Journal Opinion: 40 Years of The Business Journal

YOUNGSTOWN, Ohio – This edition of The Business Journal kicks off our 40th year of publication. Each issue this year will include a look-back story. Who did what to advance our region?   What worked? What didn’t? Where are they now? In July, we’ll publish a double edition, “40 Years of The Business Journal.”

We could not foresee the changes that have taken place in the Mahoning and Shenango valleys since 1984, when the region was still reeling from Black Monday and seeking a quick-fix to move forward.

Then, new-car dealerships were owned by local interests. Banking was conducted at Dollar Savings & Trust, Mahoning Bank, Home Savings and Loan and First Federal – names that consolidations would erase along with many more in other industries.

Cellular phones (at first affectionately referred to as “bricks”), computers and fax machines were only starting to become commonplace, their technology far from the multifunctional machines we use today. 

One of our early editorials focused on where in downtown Youngstown a proposed federal building might be constructed, a structure that eventually was built on the site of the old Voyager Motor Inn across from the Mahoning County Courthouse. The owner of the former Haber Furniture store (later redeveloped by Ohio One Corp. into an office building) had sought the federal project for his property, while The Business Journal argued for a West End site.

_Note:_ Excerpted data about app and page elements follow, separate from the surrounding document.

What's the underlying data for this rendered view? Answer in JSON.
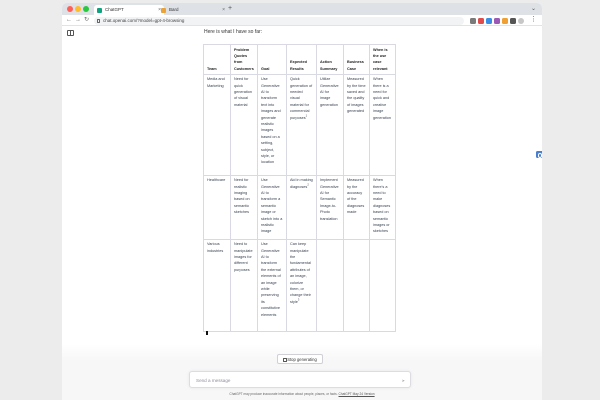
{
  "browser": {
    "tabs": [
      {
        "title": "ChatGPT",
        "active": true
      },
      {
        "title": "Bard",
        "active": false
      }
    ],
    "new_tab_symbol": "+",
    "url": "chat.openai.com/?model=gpt-4-browsing",
    "nav": {
      "back": "←",
      "forward": "→",
      "reload": "↻"
    },
    "menu_symbol": "⋮",
    "tab_close_symbol": "×"
  },
  "chat": {
    "intro": "Here is what I have so far:",
    "table": {
      "headers": [
        "Team",
        "Problem Quotes from Customers",
        "Goal",
        "Expected Results",
        "Action Summary",
        "Business Case",
        "When is the use case relevant"
      ],
      "rows": [
        [
          "Media and Marketing",
          "Need for quick generation of visual material",
          "Use Generative AI to transform text into images and generate realistic images based on a setting, subject, style, or location",
          "Quick generation of needed visual material for commercial purposes",
          "Utilize Generative AI for image generation",
          "Measured by the time saved and the quality of images generated",
          "When there is a need for quick and creative image generation"
        ],
        [
          "Healthcare",
          "Need for realistic imaging based on semantic sketches",
          "Use Generative AI to transform a semantic image or sketch into a realistic image",
          "Aid in making diagnoses",
          "Implement Generative AI for Semantic Image-to-Photo translation",
          "Measured by the accuracy of the diagnoses made",
          "When there's a need to make diagnoses based on semantic images or sketches"
        ],
        [
          "Various industries",
          "Need to manipulate images for different purposes",
          "Use Generative AI to transform the external elements of an image while preserving its constitutive elements",
          "Can keep manipulate the fundamental attributes of an image, colorize them, or change their style",
          "",
          "",
          ""
        ]
      ],
      "footnotes": [
        [
          null,
          null,
          null,
          "1",
          null,
          null,
          null
        ],
        [
          null,
          null,
          null,
          "2",
          null,
          null,
          null
        ],
        [
          null,
          null,
          null,
          "3",
          null,
          null,
          null
        ]
      ]
    },
    "stop_button": "Stop generating",
    "composer_placeholder": "Send a message",
    "footer_text": "ChatGPT may produce inaccurate information about people, places, or facts.",
    "footer_link": "ChatGPT May 24 Version"
  },
  "colors": {
    "accent_widget": "#4a7fd0",
    "tab_icon_chatgpt": "#10a37f",
    "tab_icon_bard": "#e8a33d"
  }
}
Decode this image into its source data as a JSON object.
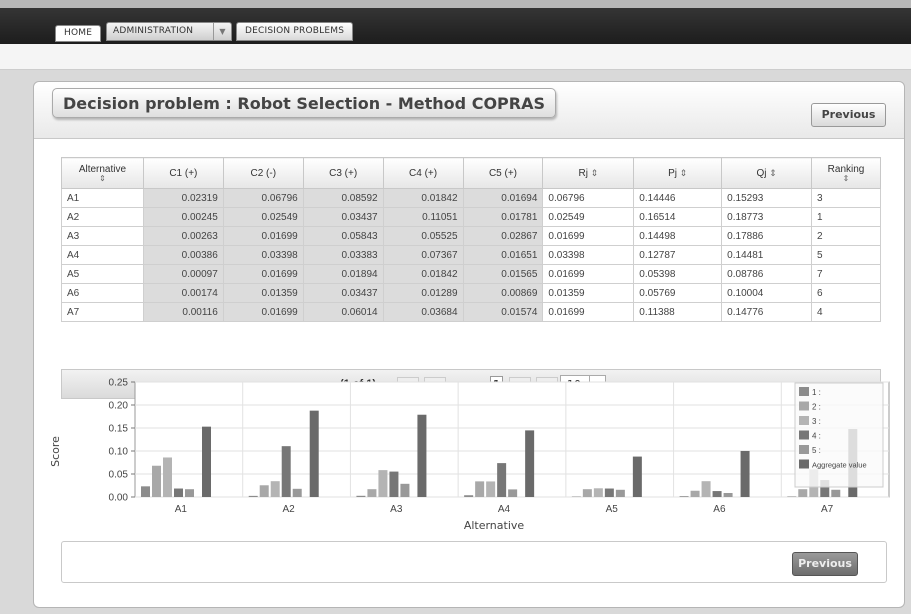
{
  "nav": {
    "home": "HOME",
    "administration": "ADMINISTRATION",
    "decision_problems": "DECISION PROBLEMS"
  },
  "page": {
    "title": "Decision problem : Robot Selection - Method COPRAS",
    "previous_label": "Previous"
  },
  "table": {
    "columns": [
      "Alternative",
      "C1 (+)",
      "C2 (-)",
      "C3 (+)",
      "C4 (+)",
      "C5 (+)",
      "Rj",
      "Pj",
      "Qj",
      "Ranking"
    ],
    "rows": [
      [
        "A1",
        "0.02319",
        "0.06796",
        "0.08592",
        "0.01842",
        "0.01694",
        "0.06796",
        "0.14446",
        "0.15293",
        "3"
      ],
      [
        "A2",
        "0.00245",
        "0.02549",
        "0.03437",
        "0.11051",
        "0.01781",
        "0.02549",
        "0.16514",
        "0.18773",
        "1"
      ],
      [
        "A3",
        "0.00263",
        "0.01699",
        "0.05843",
        "0.05525",
        "0.02867",
        "0.01699",
        "0.14498",
        "0.17886",
        "2"
      ],
      [
        "A4",
        "0.00386",
        "0.03398",
        "0.03383",
        "0.07367",
        "0.01651",
        "0.03398",
        "0.12787",
        "0.14481",
        "5"
      ],
      [
        "A5",
        "0.00097",
        "0.01699",
        "0.01894",
        "0.01842",
        "0.01565",
        "0.01699",
        "0.05398",
        "0.08786",
        "7"
      ],
      [
        "A6",
        "0.00174",
        "0.01359",
        "0.03437",
        "0.01289",
        "0.00869",
        "0.01359",
        "0.05769",
        "0.10004",
        "6"
      ],
      [
        "A7",
        "0.00116",
        "0.01699",
        "0.06014",
        "0.03684",
        "0.01574",
        "0.01699",
        "0.11388",
        "0.14776",
        "4"
      ]
    ]
  },
  "pager": {
    "info": "(1 of 1)",
    "current_page": "1",
    "rows_per_page": "10"
  },
  "chart_data": {
    "type": "bar",
    "categories": [
      "A1",
      "A2",
      "A3",
      "A4",
      "A5",
      "A6",
      "A7"
    ],
    "xlabel": "Alternative",
    "ylabel": "Score",
    "ylim": [
      0,
      0.25
    ],
    "yticks": [
      "0.00",
      "0.05",
      "0.10",
      "0.15",
      "0.20",
      "0.25"
    ],
    "legend_position": "right",
    "grid": true,
    "series": [
      {
        "name": "1 :",
        "color": "#8c8c8c",
        "values": [
          0.02319,
          0.00245,
          0.00263,
          0.00386,
          0.00097,
          0.00174,
          0.00116
        ]
      },
      {
        "name": "2 :",
        "color": "#a8a8a8",
        "values": [
          0.06796,
          0.02549,
          0.01699,
          0.03398,
          0.01699,
          0.01359,
          0.01699
        ]
      },
      {
        "name": "3 :",
        "color": "#b4b4b4",
        "values": [
          0.08592,
          0.03437,
          0.05843,
          0.03383,
          0.01894,
          0.03437,
          0.06014
        ]
      },
      {
        "name": "4 :",
        "color": "#777777",
        "values": [
          0.01842,
          0.11051,
          0.05525,
          0.07367,
          0.01842,
          0.01289,
          0.03684
        ]
      },
      {
        "name": "5 :",
        "color": "#999999",
        "values": [
          0.01694,
          0.01781,
          0.02867,
          0.01651,
          0.01565,
          0.00869,
          0.01574
        ]
      },
      {
        "name": "Aggregate value",
        "color": "#6a6a6a",
        "values": [
          0.15293,
          0.18773,
          0.17886,
          0.14481,
          0.08786,
          0.10004,
          0.14776
        ]
      }
    ]
  }
}
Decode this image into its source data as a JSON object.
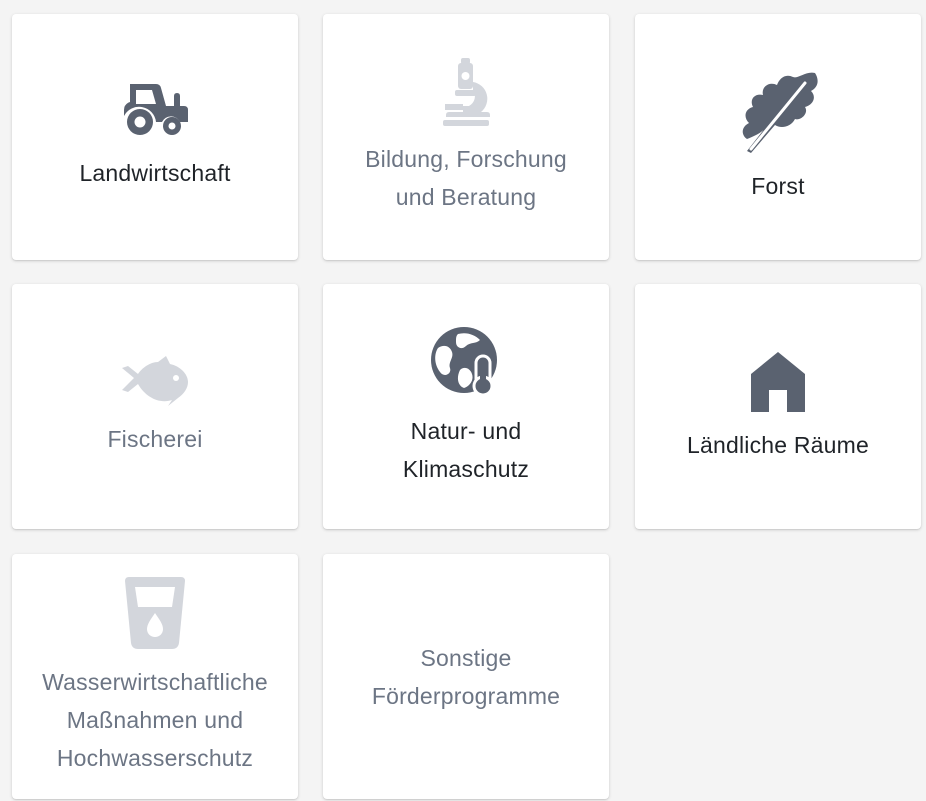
{
  "colors": {
    "background": "#f4f4f4",
    "card": "#ffffff",
    "icon_active": "#5a6270",
    "icon_muted": "#d3d6dc",
    "text_active": "#1f2328",
    "text_muted": "#6c7584"
  },
  "tiles": [
    {
      "icon": "tractor-icon",
      "active": true,
      "label_lines": [
        "Landwirtschaft"
      ]
    },
    {
      "icon": "microscope-icon",
      "active": false,
      "label_lines": [
        "Bildung, Forschung",
        "und Beratung"
      ]
    },
    {
      "icon": "leaf-icon",
      "active": true,
      "label_lines": [
        "Forst"
      ]
    },
    {
      "icon": "fish-icon",
      "active": false,
      "label_lines": [
        "Fischerei"
      ]
    },
    {
      "icon": "globe-thermometer-icon",
      "active": true,
      "label_lines": [
        "Natur- und",
        "Klimaschutz"
      ]
    },
    {
      "icon": "house-icon",
      "active": true,
      "label_lines": [
        "Ländliche Räume"
      ]
    },
    {
      "icon": "water-glass-icon",
      "active": false,
      "label_lines": [
        "Wasserwirtschaftliche",
        "Maßnahmen und",
        "Hochwasserschutz"
      ]
    },
    {
      "icon": "",
      "active": false,
      "label_lines": [
        "Sonstige",
        "Förderprogramme"
      ]
    }
  ]
}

Another editorial in our early days was a plea to General Motors to build its plant for the new Saturn brand in the Mahoning Valley, one of countless pleas from communities across the nation that sought the jobs and investment the project would bring.

Yet another editorial lamented the closings of three downtown retailers. The owner of one store blamed the “negative attitude of the area, particularly on the part of our local daily news media and other media.”

There certainly was no shortage of naysayers in 1984. Was there a place for a business publication in a market served by two daily newspapers, three network-affiliated television stations and a handful of AM radio stations with their own news departments? 

Argued our August 1984 editorial, “We believe the business community is the major force in revitalizing this area. The business community must have a common communications medium to go further. Here we are.”